◆ **EXERCISE DIRECTIONS**: Please copy out every line in the entries that includes the word "Estimated".

◆ **RECORDS FOR THIS EXERCISE**:

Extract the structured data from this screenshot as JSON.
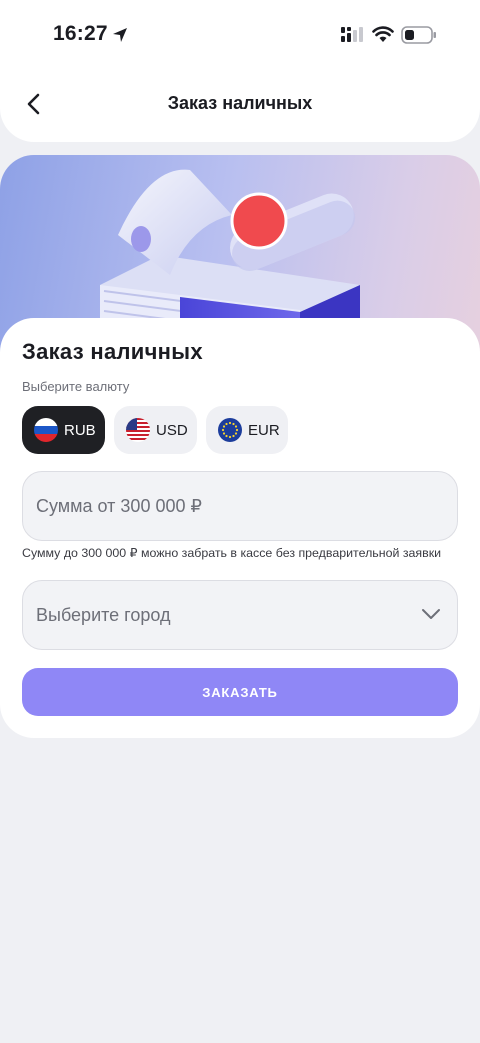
{
  "status_bar": {
    "time": "16:27",
    "location_icon": "location-arrow-icon",
    "signal_icon": "cellular-signal-icon",
    "wifi_icon": "wifi-icon",
    "battery_icon": "battery-icon"
  },
  "header": {
    "back_icon": "chevron-left-icon",
    "title": "Заказ наличных"
  },
  "hero": {
    "illustration": "cash-banknotes-illustration"
  },
  "form": {
    "title": "Заказ наличных",
    "currency_label": "Выберите валюту",
    "currencies": [
      {
        "code": "RUB",
        "flag": "russia-flag-icon",
        "selected": true
      },
      {
        "code": "USD",
        "flag": "usa-flag-icon",
        "selected": false
      },
      {
        "code": "EUR",
        "flag": "eu-flag-icon",
        "selected": false
      }
    ],
    "amount_placeholder": "Сумма от 300 000 ₽",
    "amount_hint": "Сумму до 300 000 ₽ можно забрать в кассе без предварительной заявки",
    "city_placeholder": "Выберите город",
    "submit_label": "ЗАКАЗАТЬ"
  },
  "colors": {
    "accent": "#8f87f6",
    "chip_active": "#1f2024",
    "background": "#eff0f4"
  }
}
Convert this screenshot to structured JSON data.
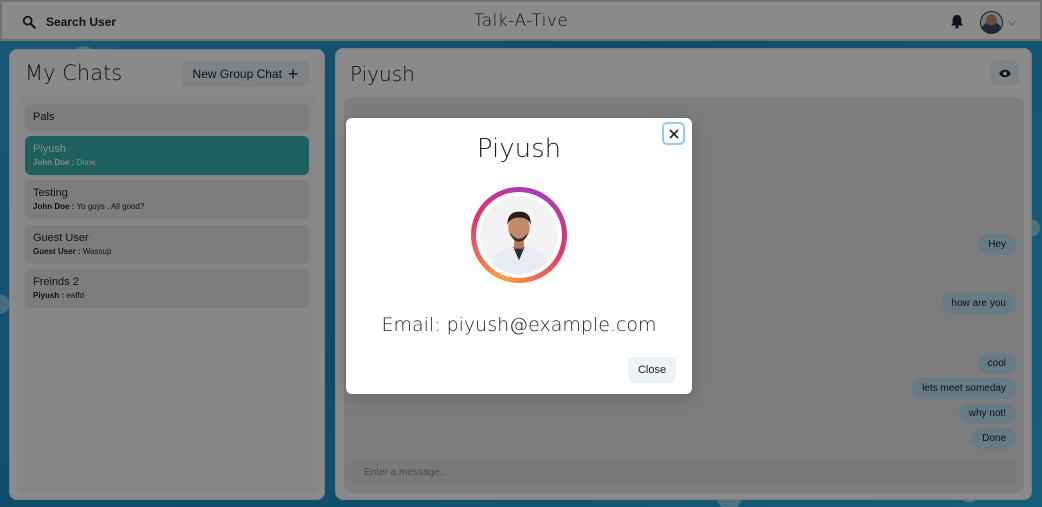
{
  "header": {
    "search_label": "Search User",
    "app_title": "Talk-A-Tive",
    "icons": {
      "search": "search-icon",
      "bell": "bell-icon",
      "chevron": "chevron-down-icon"
    }
  },
  "left": {
    "title": "My Chats",
    "new_group_label": "New Group Chat",
    "chats": [
      {
        "name": "Pals",
        "sender": "",
        "message": ""
      },
      {
        "name": "Piyush",
        "sender": "John Doe : ",
        "message": "Done"
      },
      {
        "name": "Testing",
        "sender": "John Doe : ",
        "message": "Yo guys , All good?"
      },
      {
        "name": "Guest User",
        "sender": "Guest User : ",
        "message": "Wassup"
      },
      {
        "name": "Freinds 2",
        "sender": "Piyush : ",
        "message": "eaffd"
      }
    ]
  },
  "right": {
    "title": "Piyush",
    "messages": [
      "Hey",
      "how are you",
      "cool",
      "lets meet someday",
      "why not!",
      "Done"
    ],
    "input_placeholder": "Enter a message.."
  },
  "modal": {
    "title": "Piyush",
    "email": "Email: piyush@example.com",
    "close_label": "Close"
  },
  "colors": {
    "accent": "#38B2AC",
    "message_bubble": "#BEE3F8",
    "focus_ring": "#90CDF4"
  }
}
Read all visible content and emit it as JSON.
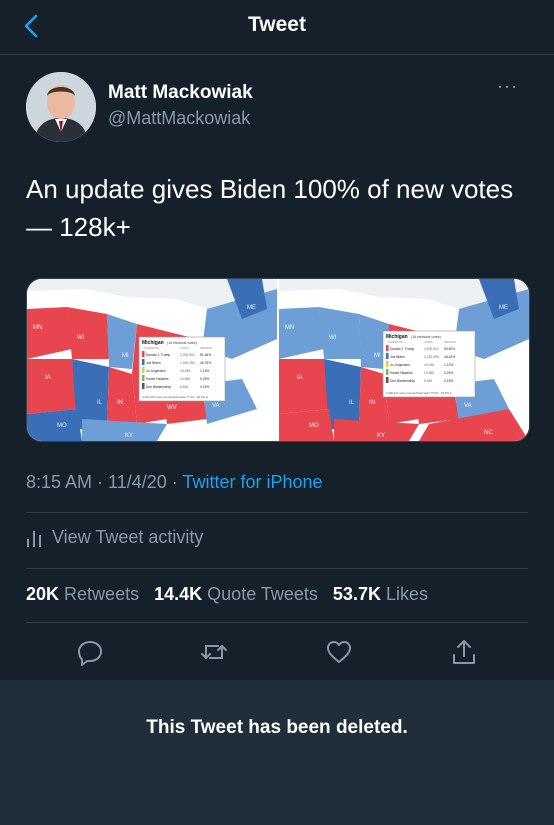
{
  "header": {
    "title": "Tweet"
  },
  "author": {
    "name": "Matt Mackowiak",
    "handle": "@MattMackowiak",
    "more": "···"
  },
  "tweet": {
    "text": "An update gives Biden 100% of new votes — 128k+",
    "time": "8:15 AM · 11/4/20 · ",
    "app": "Twitter for iPhone"
  },
  "activity": {
    "label": "View Tweet activity"
  },
  "stats": {
    "retweets_count": "20K",
    "retweets_label": "Retweets",
    "quotes_count": "14.4K",
    "quotes_label": "Quote Tweets",
    "likes_count": "53.7K",
    "likes_label": "Likes"
  },
  "deleted_notice": "This Tweet has been deleted.",
  "media": {
    "left_map": {
      "states": [
        "MN",
        "WI",
        "MI",
        "IA",
        "IL",
        "IN",
        "OH",
        "MO",
        "KY",
        "WV",
        "VA",
        "ME"
      ],
      "box_title": "Michigan",
      "box_subtitle": "(16 electoral votes)",
      "col_headers": [
        "CANDIDATE",
        "VOTES",
        "PERCENT"
      ],
      "rows": [
        {
          "name": "Donald J. Trump",
          "votes": "2,200,902",
          "pct": "51.64%",
          "color": "#e8464f"
        },
        {
          "name": "Joe Biden",
          "votes": "1,992,356",
          "pct": "46.75%",
          "color": "#3a6fb8"
        },
        {
          "name": "Jo Jorgensen",
          "votes": "49,198",
          "pct": "1.15%",
          "color": "#f2c14e"
        },
        {
          "name": "Howie Hawkins",
          "votes": "10,566",
          "pct": "0.25%",
          "color": "#7fb069"
        },
        {
          "name": "Don Blankenship",
          "votes": "6,549",
          "pct": "0.15%",
          "color": "#555555"
        }
      ],
      "footnote": "4,261,379 votes counted  Estimated 77.3% - 90.5% in"
    },
    "right_map": {
      "states": [
        "MN",
        "WI",
        "MI",
        "IA",
        "IL",
        "IN",
        "OH",
        "MO",
        "KY",
        "VA",
        "ME",
        "NC"
      ],
      "box_title": "Michigan",
      "box_subtitle": "(16 electoral votes)",
      "col_headers": [
        "CANDIDATE",
        "VOTES",
        "PERCENT"
      ],
      "rows": [
        {
          "name": "Donald J. Trump",
          "votes": "2,200,902",
          "pct": "50.52%",
          "color": "#e8464f"
        },
        {
          "name": "Joe Biden",
          "votes": "2,120,495",
          "pct": "48.42%",
          "color": "#3a6fb8"
        },
        {
          "name": "Jo Jorgensen",
          "votes": "49,198",
          "pct": "1.12%",
          "color": "#f2c14e"
        },
        {
          "name": "Howie Hawkins",
          "votes": "10,566",
          "pct": "0.24%",
          "color": "#7fb069"
        },
        {
          "name": "Don Blankenship",
          "votes": "6,549",
          "pct": "0.15%",
          "color": "#555555"
        }
      ],
      "footnote": "4,400,217 votes counted  Estimated 79.6% - 93.8% in"
    }
  },
  "colors": {
    "bg": "#15202b",
    "accent": "#1da1f2",
    "muted": "#8899a6",
    "red": "#e8464f",
    "blue": "#3a6fb8"
  },
  "icons": [
    "back-chevron-icon",
    "more-dots-icon",
    "activity-bars-icon",
    "reply-icon",
    "retweet-icon",
    "like-icon",
    "share-icon"
  ]
}
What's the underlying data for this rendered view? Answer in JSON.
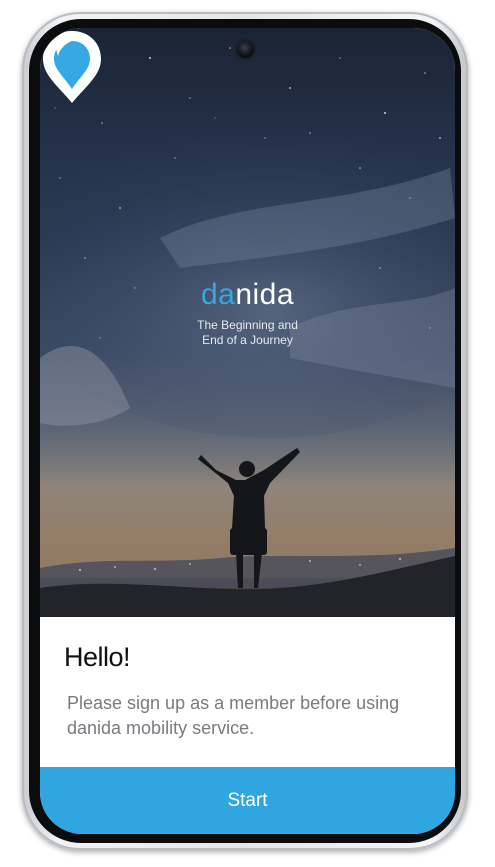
{
  "hero": {
    "brand_part_a": "da",
    "brand_part_b": "nida",
    "tagline_line1": "The Beginning and",
    "tagline_line2": "End of a Journey",
    "logo_icon": "location-pin-icon"
  },
  "card": {
    "greeting": "Hello!",
    "message": "Please sign up as a member before using danida mobility service."
  },
  "actions": {
    "start_label": "Start"
  },
  "colors": {
    "accent": "#2fa6e0",
    "brand_blue": "#35a7e3"
  }
}
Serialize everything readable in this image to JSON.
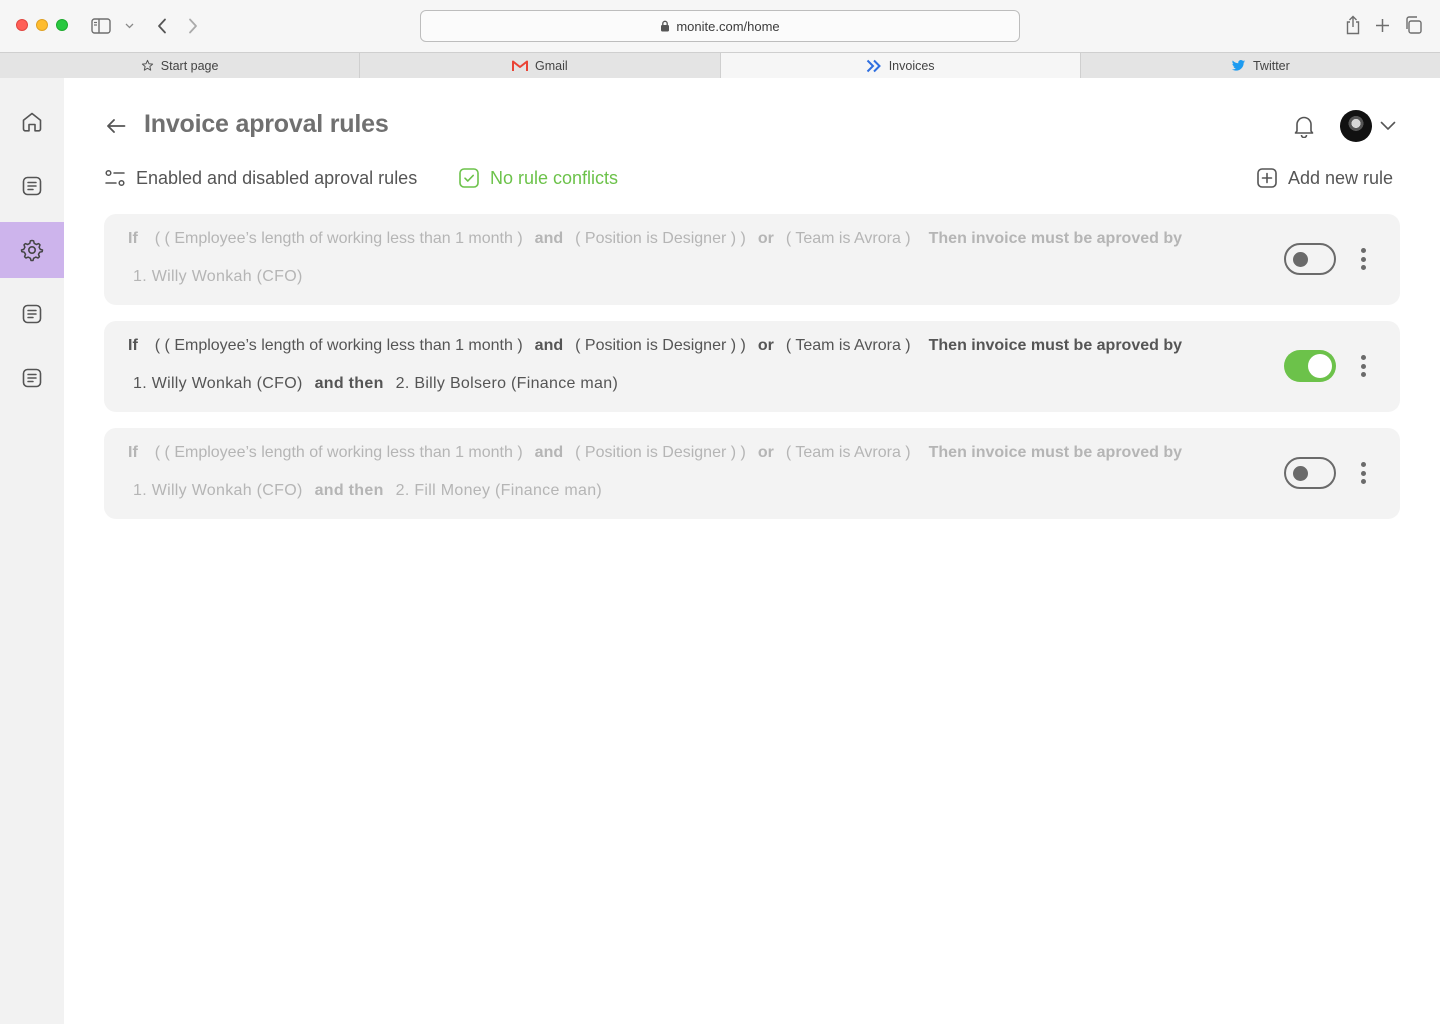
{
  "browser": {
    "url": "monite.com/home",
    "tabs": [
      {
        "label": "Start page",
        "icon": "star-icon"
      },
      {
        "label": "Gmail",
        "icon": "gmail-icon"
      },
      {
        "label": "Invoices",
        "icon": "monite-icon",
        "active": true
      },
      {
        "label": "Twitter",
        "icon": "twitter-icon"
      }
    ]
  },
  "sidebar": {
    "items": [
      {
        "icon": "home-icon"
      },
      {
        "icon": "document-icon"
      },
      {
        "icon": "gear-icon",
        "active": true
      },
      {
        "icon": "document-icon"
      },
      {
        "icon": "document-icon"
      }
    ],
    "accent": "#cdb4ec"
  },
  "header": {
    "title": "Invoice aproval rules"
  },
  "toolbar": {
    "filter_label": "Enabled and disabled aproval rules",
    "conflicts_label": "No rule conflicts",
    "add_rule_label": "Add new rule"
  },
  "colors": {
    "success": "#6cc24a",
    "toggle_off": "#6a6a6a"
  },
  "rules": [
    {
      "enabled": false,
      "if_kw": "If",
      "cond1": "( ( Employee’s length of working less than 1 month )",
      "and_kw": "and",
      "cond2": "( Position is Designer ) )",
      "or_kw": "or",
      "cond3": "( Team is Avrora )",
      "then_text": "Then invoice must be aproved by",
      "approver1": "1. Willy Wonkah (CFO)"
    },
    {
      "enabled": true,
      "if_kw": "If",
      "cond1": "( ( Employee’s length of working less than 1 month )",
      "and_kw": "and",
      "cond2": "( Position is Designer ) )",
      "or_kw": "or",
      "cond3": "( Team is Avrora )",
      "then_text": "Then invoice must be aproved by",
      "approver1": "1. Willy Wonkah (CFO)",
      "and_then_kw": "and then",
      "approver2": "2. Billy Bolsero (Finance man)"
    },
    {
      "enabled": false,
      "if_kw": "If",
      "cond1": "( ( Employee’s length of working less than 1 month )",
      "and_kw": "and",
      "cond2": "( Position is Designer ) )",
      "or_kw": "or",
      "cond3": "( Team is Avrora )",
      "then_text": "Then invoice must be aproved by",
      "approver1": "1. Willy Wonkah (CFO)",
      "and_then_kw": "and then",
      "approver2": "2. Fill Money (Finance man)"
    }
  ]
}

◆ **EXPECTED ANSWER**:
      "footnote": "4,261,379 votes counted  Estimated 77.3% - 90.5% in"
      "footnote": "4,400,217 votes counted  Estimated 79.6% - 93.8% in"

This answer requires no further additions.